Posted on | November 6, 2013 | 79 Comments
UPDATE: Mis-attribution fixed. Sorry, Adjoran. Blame Robert Sarvis.
Stacy put about the best possible spin on matters last night. As with Lonegan in NJ, saying the candidate “beat the spread” is thin gruel.
I disagree with Adjoran['s responder]:
Nope, you can blame Robert Sarvis of the Libertarian Party for Cuccinelli’s defeat. He and Cucinelli have a combined 53% of the vote. If Sarvis has not been a spoil sport, Cucinelli could have won.
No, you can’t.
(a) Sarvis is a free moral agent. It’s his state and he can run if he wants to, run if he wants to. The results show the degree to which the Republican party must alter course to capture those votes.
(b) This was not a high-turnout election. I served in a polling station supporting adjacent precincts covering ~8k voters, with ~30% turnout. If you’re going to beat up the Democrats for nominating a no-talent rodeo clown for office, blame the lazy conservatives who were just to lazy to turn out and do something about it. Oh, my dog/car/wife/long line/leaves/traffic–SHADDUP! I put in a 17 hour day supporting this election, and earn roughly minimum wage for those hours. That is, it ain’t about the frogskins. Furthermore, I had to eat vacation time to do it. Thus, my opportunity cost was high. Which is by no means a complaint, but I know first-hand that (a) it was a clean election, and (b) voters are getting what they wanted.
Mataconis was hasn’t got a happy-dance post up yet:
@smitty_one_each Nope, I squarely blame the RPV for picking bad nominees via a flawed nomination process
— Doug Mataconis (@dmataconis) November 1, 2013
Still disagree, Doug. Cuccinelli is an able public servant who articulated reasonable plans to an audience that doesn’t bother to vote, or votes for a guy whose main plan for anything seems to be ‘get liquored up’.
The GOP, at Tea Party insistence, conducted a nominating convention this year. The GOP nominee in a primary, had such occurred, might have been Bowling, who certainly showed his worth during this gubernatorial campaign. Entertaining the counterfactual: would Bowling have beaten McAuliffe? He could have just as easily done worse.
Mataconis himself supported Sarvis, nominally as a protest vote. Maybe the lesson for the GOP concerning Sarvis is that, if the party is driving matters, and winning is everything, then brass knuckle politics is fine:
A major Democratic Party benefactor and Obama campaign bundler helped pay for professional petition circulators responsible for getting Virginia Libertarian gubernatorial candidate Robert C. Sarvis on the ballot — a move that could split conservative votes in a tight race.

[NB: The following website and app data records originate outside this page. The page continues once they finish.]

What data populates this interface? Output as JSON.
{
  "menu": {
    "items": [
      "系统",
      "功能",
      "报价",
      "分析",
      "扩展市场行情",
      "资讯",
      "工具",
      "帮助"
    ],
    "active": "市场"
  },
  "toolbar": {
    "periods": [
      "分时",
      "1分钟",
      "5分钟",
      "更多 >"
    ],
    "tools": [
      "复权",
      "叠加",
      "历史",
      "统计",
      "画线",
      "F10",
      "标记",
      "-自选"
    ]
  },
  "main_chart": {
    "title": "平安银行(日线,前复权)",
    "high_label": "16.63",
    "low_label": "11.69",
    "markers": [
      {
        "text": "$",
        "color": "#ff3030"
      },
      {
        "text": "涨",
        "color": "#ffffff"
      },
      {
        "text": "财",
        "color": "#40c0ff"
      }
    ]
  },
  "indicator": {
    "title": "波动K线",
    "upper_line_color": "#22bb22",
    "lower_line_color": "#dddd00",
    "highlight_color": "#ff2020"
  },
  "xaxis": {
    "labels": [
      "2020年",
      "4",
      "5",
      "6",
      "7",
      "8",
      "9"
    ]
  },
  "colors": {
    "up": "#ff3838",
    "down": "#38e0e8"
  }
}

Campaign finance records show the Libertarian Booster PAC has made the largest independent contribution to Sarvis’ campaign, helping to pay for professional petition circulators who collected signatures necessary to get Sarvis’ name on Tuesday’s statewide ballot.
Austin, Texas, software billionaire Joe Liemandt is the Libertarian Booster PAC’s major benefactor. He’s also a top bundler for President Barack Obama.

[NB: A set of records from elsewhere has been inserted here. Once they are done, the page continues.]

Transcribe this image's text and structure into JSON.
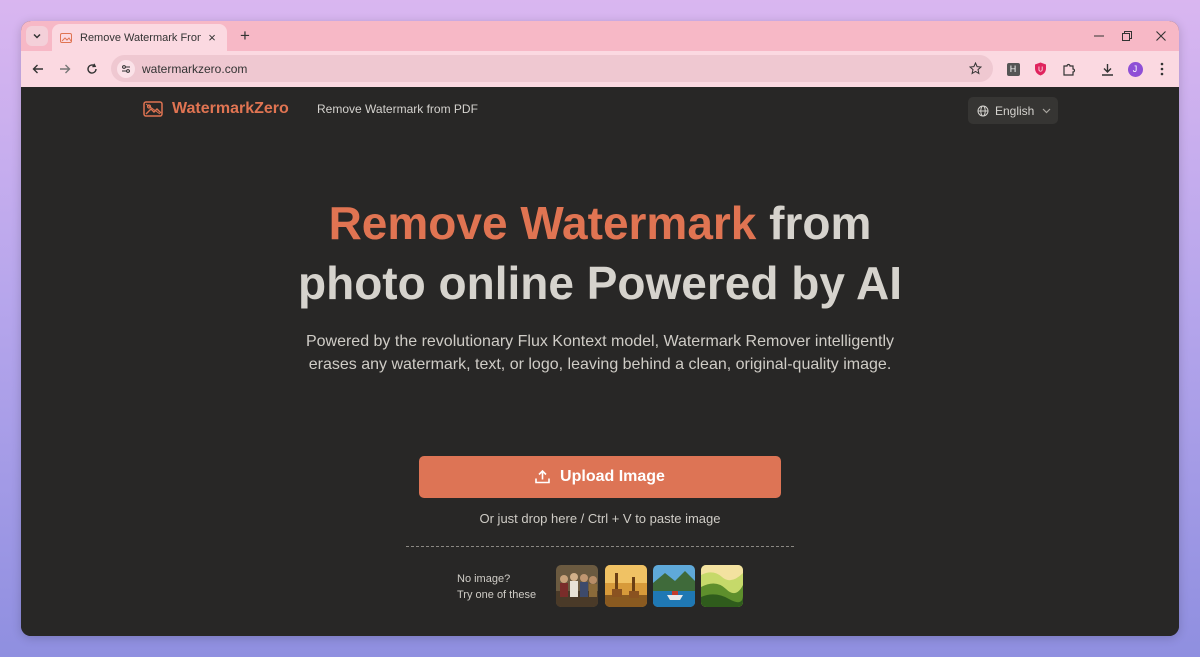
{
  "browser": {
    "tab_title": "Remove Watermark From Photo",
    "tab_close": "×",
    "new_tab": "+",
    "url": "watermarkzero.com",
    "ext_h_label": "H",
    "avatar_letter": "J"
  },
  "header": {
    "logo_text": "WatermarkZero",
    "nav_link": "Remove Watermark from PDF",
    "language": "English"
  },
  "hero": {
    "title_accent": "Remove Watermark",
    "title_rest_line1": " from",
    "title_line2": "photo online Powered by AI",
    "subtitle": "Powered by the revolutionary Flux Kontext model, Watermark Remover intelligently erases any watermark, text, or logo, leaving behind a clean, original-quality image.",
    "upload_label": "Upload Image",
    "drop_hint": "Or just drop here / Ctrl + V to paste image"
  },
  "samples": {
    "line1": "No image?",
    "line2": "Try one of these",
    "thumbnails": [
      "group-portrait-thumbnail",
      "giraffes-thumbnail",
      "lake-boat-thumbnail",
      "green-valley-thumbnail"
    ]
  },
  "colors": {
    "accent": "#e07452",
    "page_bg": "#282726",
    "tab_strip": "#f7b8c6"
  }
}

So, a possible “conservative” strategy would be to fund some godless Commie sodomite, to rail against private property and capitalism, and pick off some Democrat votes. The word “conservative” in the previous sentence is scarequoted because people of good conscience tend not to engage in subterfuge.
No, it’s far easier to just turn out the base and win properly.
As for Virginia, well, four years of Detroitification stand to suck. Norther Virginia will do OK; this is the land of homo bureaucratus, that species which excels in regulating others. As for the rest of the state, well, if you liked Healthcare.gov, you’ll love the gubernatorial equivalent, and slather that lotion the heck on. Right now. Or else it gets the hose again.